Chief among these annoyances is that they took three screen legends and once again keeps them separated. Cushing appears with neither Lee nor Price. As they would in The Oblong Box, Lee and Price have one scene together, again with minimal dialogue and only lasting a minute or so. But if you’ve ever wanted to watch Christopher Lee stare at Vincent Price in “hypno-eyes” fashion, then this is the moment for which you’ve been salivating. Lee has next to nothing to do and wouldn’t make an impression if he weren’t Christopher Lee. Peter Cushing gets to smoke a cigarette and talk about how important public relations are to a military dictatorship. Only Vincent Price gets a chance to strut his stuff during the aforementioned mad scientist speech. The rest of the cast performs in suitably hammy fashion. Inspector Bellaver in particular is in serious jeopardy of crossing into Monty Python’s Mr. Gumby territory as he Cockney’s his way through a variety of lines about san’wiches and ‘oi tinsel steel.
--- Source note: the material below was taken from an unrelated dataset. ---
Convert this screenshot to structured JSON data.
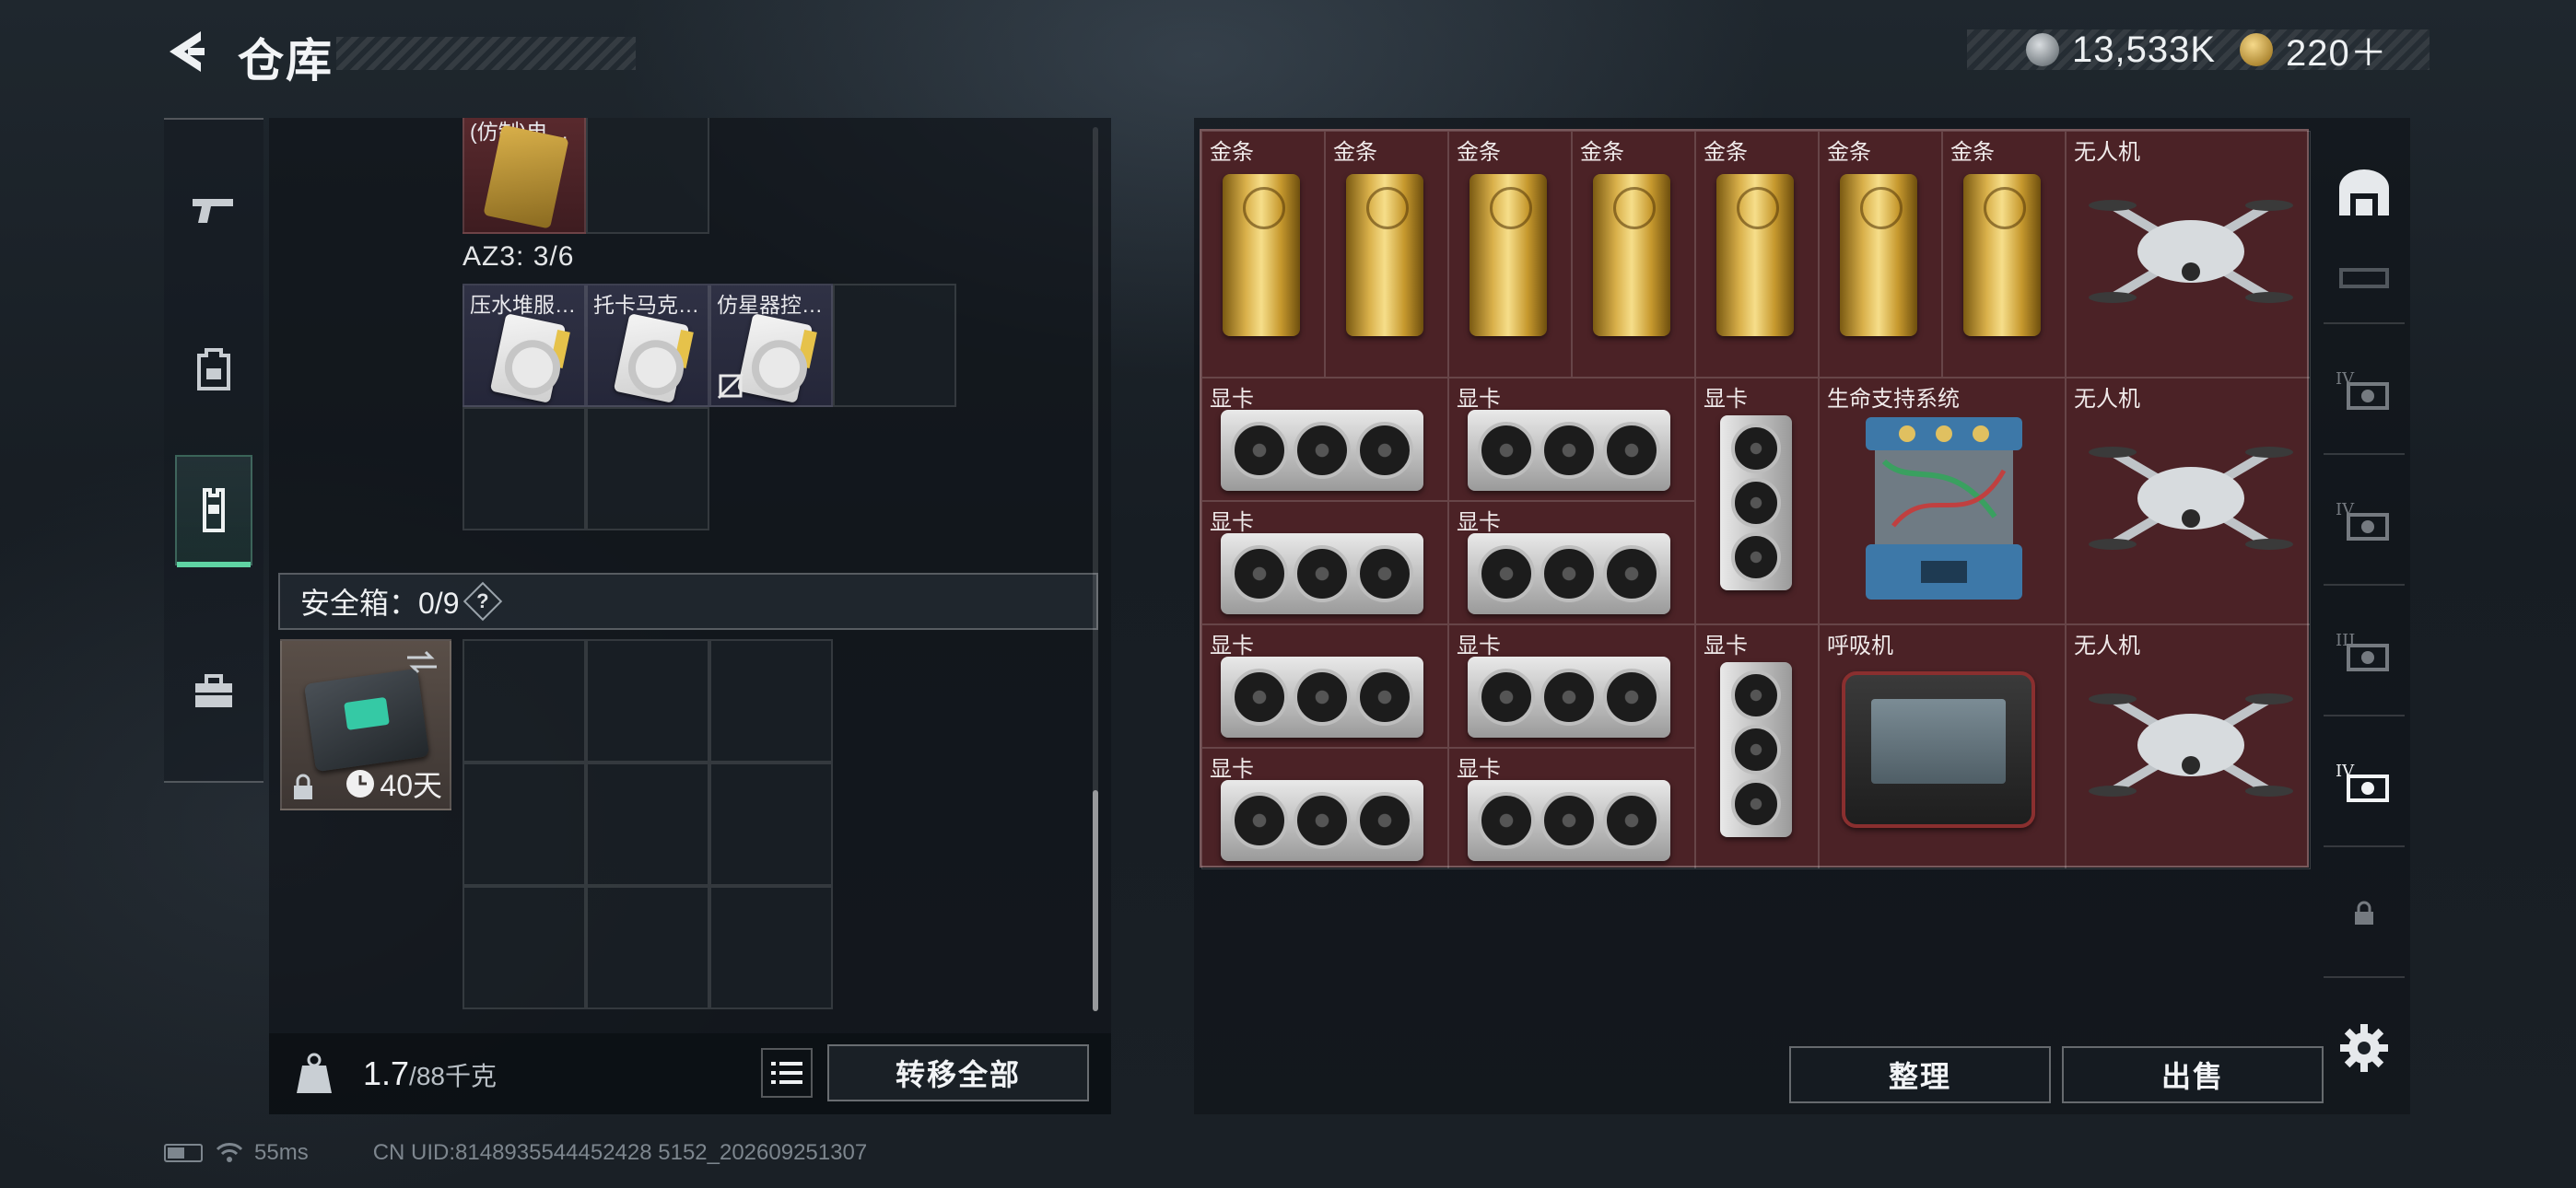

Given the utter absurdity of just about everything that happens, Gordon Hessler’s direction is shockingly pedestrian. He doesn’t do anything wrong. He just does everything so… competently. And competent is fine most of the time, but subject matter this ludicrous demands something more daring and innovative in the direction department. But then, maybe it’s Hessler’s matter-of-fact workman’s job of directing that makes the film seem even more unsettling, like some weird old man telling you the foulest, most twisted story imaginable but in a very sane and calm and rational sounding voice. Scriptwriter Christopher Wicking split his time between AIP and Hammer, and his work on both sides of the Atlantic was equally bizarre and uneven. In a way, he seems to have been the perfect match for Hessler, and the duo worked together on Scream and Scream Again as well as some other AIP gothics: The Oblong Box, Cry of the Banshee, and Murders in the Rue Morgue. His Hammer credits include the exceptional Blood from the Mummy’s Tomb and the film that is alternately known as “the film that destroyed Hammer” and “the film that showed us full frontal Nastassja Kinski nudity,” To the Devil… A Daughter.

If you’re not worried about a film making very little sense until the very end, and even then just barely, then Scream and Scream Again is a pretty enjoyable romp. It’s absolutely cracked in the head. As long as you’re not bothered by huge chunks of film that have nothing to do with anything else or big blaring questions that remain unanswered or the fact that the police catch a vampire killer then leave him unattended so they can all go stand around the captain as he calls in a report, then Scream and Scream Again will have you giggling with confused and bewildered glee. It doesn’t matter if you have high, low, or no expectations for this film. It will manage to confound them all.